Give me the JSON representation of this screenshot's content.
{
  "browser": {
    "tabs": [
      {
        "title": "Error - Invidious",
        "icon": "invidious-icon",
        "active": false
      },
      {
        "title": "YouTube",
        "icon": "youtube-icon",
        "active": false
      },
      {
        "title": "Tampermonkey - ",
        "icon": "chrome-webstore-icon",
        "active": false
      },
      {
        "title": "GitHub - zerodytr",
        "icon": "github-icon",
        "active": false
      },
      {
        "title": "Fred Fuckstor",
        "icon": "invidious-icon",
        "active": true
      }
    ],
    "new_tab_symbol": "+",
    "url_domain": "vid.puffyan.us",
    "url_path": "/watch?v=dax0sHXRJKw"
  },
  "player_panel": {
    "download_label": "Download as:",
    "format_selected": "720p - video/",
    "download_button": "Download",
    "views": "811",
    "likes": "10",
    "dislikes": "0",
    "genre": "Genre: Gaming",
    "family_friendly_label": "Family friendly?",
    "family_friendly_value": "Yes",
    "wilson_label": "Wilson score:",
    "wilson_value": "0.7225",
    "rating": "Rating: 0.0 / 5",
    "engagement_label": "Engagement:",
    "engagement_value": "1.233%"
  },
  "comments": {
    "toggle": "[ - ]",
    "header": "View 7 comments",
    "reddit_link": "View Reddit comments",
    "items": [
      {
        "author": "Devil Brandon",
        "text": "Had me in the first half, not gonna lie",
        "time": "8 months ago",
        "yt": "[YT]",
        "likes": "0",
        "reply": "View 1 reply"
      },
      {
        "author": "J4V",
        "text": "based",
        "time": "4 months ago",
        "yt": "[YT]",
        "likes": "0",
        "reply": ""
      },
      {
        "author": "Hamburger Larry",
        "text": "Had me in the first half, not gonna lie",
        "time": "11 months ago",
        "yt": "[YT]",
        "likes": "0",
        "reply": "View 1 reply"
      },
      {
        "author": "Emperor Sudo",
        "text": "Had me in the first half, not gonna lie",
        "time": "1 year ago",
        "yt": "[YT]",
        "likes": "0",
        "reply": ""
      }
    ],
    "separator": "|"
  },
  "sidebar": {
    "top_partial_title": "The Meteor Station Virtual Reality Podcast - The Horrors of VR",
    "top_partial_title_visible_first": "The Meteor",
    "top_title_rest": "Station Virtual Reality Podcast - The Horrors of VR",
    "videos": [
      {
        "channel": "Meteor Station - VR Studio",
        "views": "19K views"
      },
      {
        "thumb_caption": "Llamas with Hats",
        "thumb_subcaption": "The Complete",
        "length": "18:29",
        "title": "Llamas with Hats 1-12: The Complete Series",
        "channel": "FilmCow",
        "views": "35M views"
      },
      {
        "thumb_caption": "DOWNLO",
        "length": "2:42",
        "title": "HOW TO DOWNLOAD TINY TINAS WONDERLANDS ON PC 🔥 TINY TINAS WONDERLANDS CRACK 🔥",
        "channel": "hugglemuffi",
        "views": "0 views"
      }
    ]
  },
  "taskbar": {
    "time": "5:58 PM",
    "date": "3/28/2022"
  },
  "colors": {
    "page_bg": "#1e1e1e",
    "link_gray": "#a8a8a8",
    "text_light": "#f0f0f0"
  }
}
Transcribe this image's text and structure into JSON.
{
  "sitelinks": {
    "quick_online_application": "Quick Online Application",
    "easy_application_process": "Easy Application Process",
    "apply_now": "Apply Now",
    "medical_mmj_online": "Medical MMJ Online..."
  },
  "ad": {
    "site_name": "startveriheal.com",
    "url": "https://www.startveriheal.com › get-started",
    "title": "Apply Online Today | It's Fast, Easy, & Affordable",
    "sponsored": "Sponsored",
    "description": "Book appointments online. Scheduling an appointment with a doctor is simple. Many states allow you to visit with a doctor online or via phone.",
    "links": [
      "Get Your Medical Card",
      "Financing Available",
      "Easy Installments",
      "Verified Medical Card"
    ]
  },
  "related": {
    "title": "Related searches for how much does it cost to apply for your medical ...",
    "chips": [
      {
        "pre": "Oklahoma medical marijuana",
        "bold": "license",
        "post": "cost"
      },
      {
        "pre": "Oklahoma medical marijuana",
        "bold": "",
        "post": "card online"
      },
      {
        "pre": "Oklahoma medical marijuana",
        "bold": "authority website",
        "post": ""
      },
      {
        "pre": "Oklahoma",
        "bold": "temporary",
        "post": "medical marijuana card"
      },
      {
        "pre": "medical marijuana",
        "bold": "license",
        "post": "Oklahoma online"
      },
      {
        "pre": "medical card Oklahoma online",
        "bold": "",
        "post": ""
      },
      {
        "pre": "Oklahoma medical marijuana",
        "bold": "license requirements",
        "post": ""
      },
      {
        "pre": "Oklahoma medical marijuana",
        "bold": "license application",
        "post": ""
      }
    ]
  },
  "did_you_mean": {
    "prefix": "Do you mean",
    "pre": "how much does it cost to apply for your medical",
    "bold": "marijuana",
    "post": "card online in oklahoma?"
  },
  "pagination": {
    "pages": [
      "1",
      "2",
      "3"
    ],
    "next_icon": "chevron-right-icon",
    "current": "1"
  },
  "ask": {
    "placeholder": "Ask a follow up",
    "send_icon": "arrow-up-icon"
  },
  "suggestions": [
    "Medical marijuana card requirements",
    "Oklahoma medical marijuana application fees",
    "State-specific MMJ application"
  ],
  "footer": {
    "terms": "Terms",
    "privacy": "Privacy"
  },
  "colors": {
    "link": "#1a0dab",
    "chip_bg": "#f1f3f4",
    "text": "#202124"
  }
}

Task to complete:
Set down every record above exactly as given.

Written answer:
Give me the JSON representation of this screenshot's content.
{
  "browser": {
    "tabs": [
      {
        "title": "Error - Invidious",
        "icon": "invidious-icon",
        "active": false
      },
      {
        "title": "YouTube",
        "icon": "youtube-icon",
        "active": false
      },
      {
        "title": "Tampermonkey - ",
        "icon": "chrome-webstore-icon",
        "active": false
      },
      {
        "title": "GitHub - zerodytr",
        "icon": "github-icon",
        "active": false
      },
      {
        "title": "Fred Fuckstor",
        "icon": "invidious-icon",
        "active": true
      }
    ],
    "new_tab_symbol": "+",
    "url_domain": "vid.puffyan.us",
    "url_path": "/watch?v=dax0sHXRJKw"
  },
  "player_panel": {
    "download_label": "Download as:",
    "format_selected": "720p - video/",
    "download_button": "Download",
    "views": "811",
    "likes": "10",
    "dislikes": "0",
    "genre": "Genre: Gaming",
    "family_friendly_label": "Family friendly?",
    "family_friendly_value": "Yes",
    "wilson_label": "Wilson score:",
    "wilson_value": "0.7225",
    "rating": "Rating: 0.0 / 5",
    "engagement_label": "Engagement:",
    "engagement_value": "1.233%"
  },
  "comments": {
    "toggle": "[ - ]",
    "header": "View 7 comments",
    "reddit_link": "View Reddit comments",
    "items": [
      {
        "author": "Devil Brandon",
        "text": "Had me in the first half, not gonna lie",
        "time": "8 months ago",
        "yt": "[YT]",
        "likes": "0",
        "reply": "View 1 reply"
      },
      {
        "author": "J4V",
        "text": "based",
        "time": "4 months ago",
        "yt": "[YT]",
        "likes": "0",
        "reply": ""
      },
      {
        "author": "Hamburger Larry",
        "text": "Had me in the first half, not gonna lie",
        "time": "11 months ago",
        "yt": "[YT]",
        "likes": "0",
        "reply": "View 1 reply"
      },
      {
        "author": "Emperor Sudo",
        "text": "Had me in the first half, not gonna lie",
        "time": "1 year ago",
        "yt": "[YT]",
        "likes": "0",
        "reply": ""
      }
    ],
    "separator": "|"
  },
  "sidebar": {
    "top_partial_title": "The Meteor Station Virtual Reality Podcast - The Horrors of VR",
    "top_partial_title_visible_first": "The Meteor",
    "top_title_rest": "Station Virtual Reality Podcast - The Horrors of VR",
    "videos": [
      {
        "channel": "Meteor Station - VR Studio",
        "views": "19K views"
      },
      {
        "thumb_caption": "Llamas with Hats",
        "thumb_subcaption": "The Complete",
        "length": "18:29",
        "title": "Llamas with Hats 1-12: The Complete Series",
        "channel": "FilmCow",
        "views": "35M views"
      },
      {
        "thumb_caption": "DOWNLO",
        "length": "2:42",
        "title": "HOW TO DOWNLOAD TINY TINAS WONDERLANDS ON PC 🔥 TINY TINAS WONDERLANDS CRACK 🔥",
        "channel": "hugglemuffi",
        "views": "0 views"
      }
    ]
  },
  "taskbar": {
    "time": "5:58 PM",
    "date": "3/28/2022"
  },
  "colors": {
    "page_bg": "#1e1e1e",
    "link_gray": "#a8a8a8",
    "text_light": "#f0f0f0"
  }
}
Transcribe this image's text and structure into JSON.
{
  "sitelinks": {
    "quick_online_application": "Quick Online Application",
    "easy_application_process": "Easy Application Process",
    "apply_now": "Apply Now",
    "medical_mmj_online": "Medical MMJ Online..."
  },
  "ad": {
    "site_name": "startveriheal.com",
    "url": "https://www.startveriheal.com › get-started",
    "title": "Apply Online Today | It's Fast, Easy, & Affordable",
    "sponsored": "Sponsored",
    "description": "Book appointments online. Scheduling an appointment with a doctor is simple. Many states allow you to visit with a doctor online or via phone.",
    "links": [
      "Get Your Medical Card",
      "Financing Available",
      "Easy Installments",
      "Verified Medical Card"
    ]
  },
  "related": {
    "title": "Related searches for how much does it cost to apply for your medical ...",
    "chips": [
      {
        "pre": "Oklahoma medical marijuana",
        "bold": "license",
        "post": "cost"
      },
      {
        "pre": "Oklahoma medical marijuana",
        "bold": "",
        "post": "card online"
      },
      {
        "pre": "Oklahoma medical marijuana",
        "bold": "authority website",
        "post": ""
      },
      {
        "pre": "Oklahoma",
        "bold": "temporary",
        "post": "medical marijuana card"
      },
      {
        "pre": "medical marijuana",
        "bold": "license",
        "post": "Oklahoma online"
      },
      {
        "pre": "medical card Oklahoma online",
        "bold": "",
        "post": ""
      },
      {
        "pre": "Oklahoma medical marijuana",
        "bold": "license requirements",
        "post": ""
      },
      {
        "pre": "Oklahoma medical marijuana",
        "bold": "license application",
        "post": ""
      }
    ]
  },
  "did_you_mean": {
    "prefix": "Do you mean",
    "pre": "how much does it cost to apply for your medical",
    "bold": "marijuana",
    "post": "card online in oklahoma?"
  },
  "pagination": {
    "pages": [
      "1",
      "2",
      "3"
    ],
    "next_icon": "chevron-right-icon",
    "current": "1"
  },
  "ask": {
    "placeholder": "Ask a follow up",
    "send_icon": "arrow-up-icon"
  },
  "suggestions": [
    "Medical marijuana card requirements",
    "Oklahoma medical marijuana application fees",
    "State-specific MMJ application"
  ],
  "footer": {
    "terms": "Terms",
    "privacy": "Privacy"
  },
  "colors": {
    "link": "#1a0dab",
    "chip_bg": "#f1f3f4",
    "text": "#202124"
  }
}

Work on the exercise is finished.